Sam: For us, and I imagine for everyone, it’s about capacity-building. Thinking about increased community engagement in resettlement. Taking it step by step is important, laying the foundation. It’s been a lot of reviewing our policies and procedures, updating those, establishing partnerships with other agencies, refreshing our referral system, getting staff trained who haven’t worked on R&P (Reception and Placement) before ensuring we have the foundation for when things do pick up and we do have more arrivals. But essentially step-by-step because there is so much work to be done.
Arrey: I know that with the surge in arrivals, there is also going to be a surge in the controversy around arrivals. I think that we as a community have to think proactively about how we communicate around that and how we prepare the wider community for those arrivals, how we engage them with those arrivals so that we’re not stuck with the problem, so that we can focus on the opportunity that these arrivals present. I really want us to be conscious of that and not wait until people get here and then start dealing with that. But everything that we do now, everything that we say now, we should be preparing the community for these arrivals.
Knowing that advocacy will play a key role moving forward, how do you plan to lead your agency in this very important role down the line when it’s going to be crucial to communicate and educate?
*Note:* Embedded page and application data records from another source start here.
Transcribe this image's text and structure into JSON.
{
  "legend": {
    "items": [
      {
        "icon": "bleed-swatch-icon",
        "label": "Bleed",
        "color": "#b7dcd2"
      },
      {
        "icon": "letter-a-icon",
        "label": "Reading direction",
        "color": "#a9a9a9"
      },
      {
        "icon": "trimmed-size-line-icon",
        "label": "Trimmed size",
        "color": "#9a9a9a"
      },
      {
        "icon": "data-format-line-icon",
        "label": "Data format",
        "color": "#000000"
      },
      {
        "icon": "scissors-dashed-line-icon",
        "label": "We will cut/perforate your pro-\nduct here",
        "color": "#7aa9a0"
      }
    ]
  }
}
Arrey: We need to build a coalition around the idea that refugees play a key role in our society. When they come here, they come here with the goal of also contributing significantly to our society. And their presence here only enriches our experience. And so we need to build a kind of coalition where we’re bringing together people to talk about what the future of our community is going to look like. That coalition begins by one, communicating around the idea. Two, looking for allies and building allies in unusual places. We in the immigrant services space have the tendency to speak to people in the immigrant services space, but we need to broaden the conversation and reach out to the unusual suspects, so to speak, and engage them. It would mean that we have to think creatively about how we do that, the stakeholders that we identify and how we engage them. I know it’s not going to happen overnight. So we have the opportunity now, because we know what’s coming, to invest in building this kind of environment that will be welcoming when it does happen.
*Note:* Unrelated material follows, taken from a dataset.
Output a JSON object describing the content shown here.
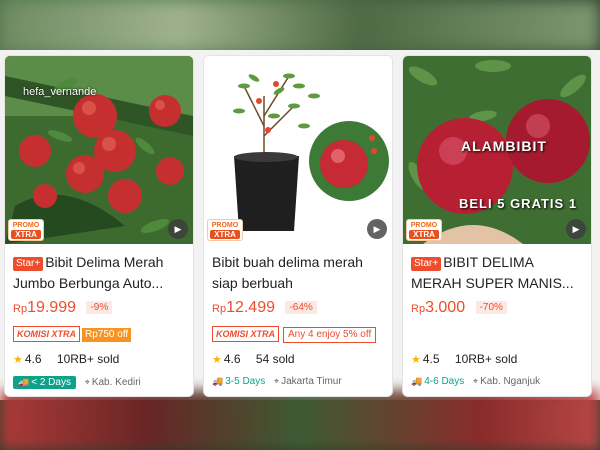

Sam: So Columbia, I think, is a significantly different context than one of the larger cities like St. Louis or Kansas City or even Springfield. In St. Louis, they have the ISPN (Immigrant Service Providers Network)– there’s no such thing in Columbia. So I think for us it’s starting there. Gathering the agencies, gathering the folks that are working with the immigrant and refugee community first and establishing those kinds of coalitions. That’s definitely something that I see as a goal and a need for our community. There have been in different shapes or forms entities that have tried to play a similar role but haven’t necessarily been sustainable over the years, and I think now is really the time where our agency could play a leadership role in reinvigorating those kinds of service provider networks and folks doing this work. I would love to be part of conversations statewide. My experience is that those conversations seem to be really focused on the major metro areas, and I would love to be involved and be able to speak from a different context in those conversations.
Arrey: We cannot take for granted the almost 250 years of progress that this country has made, but the last four years have demonstrated just how fragile progress is. People like us that do this kind of work must always continue to work at it to make sure that people who come here are given a chance, are given an opportunity, to participate in development. We have to continue to build our constituencies so more and more people can see the value in the work that we do and can appreciate why it is necessary for us to continuing doing this.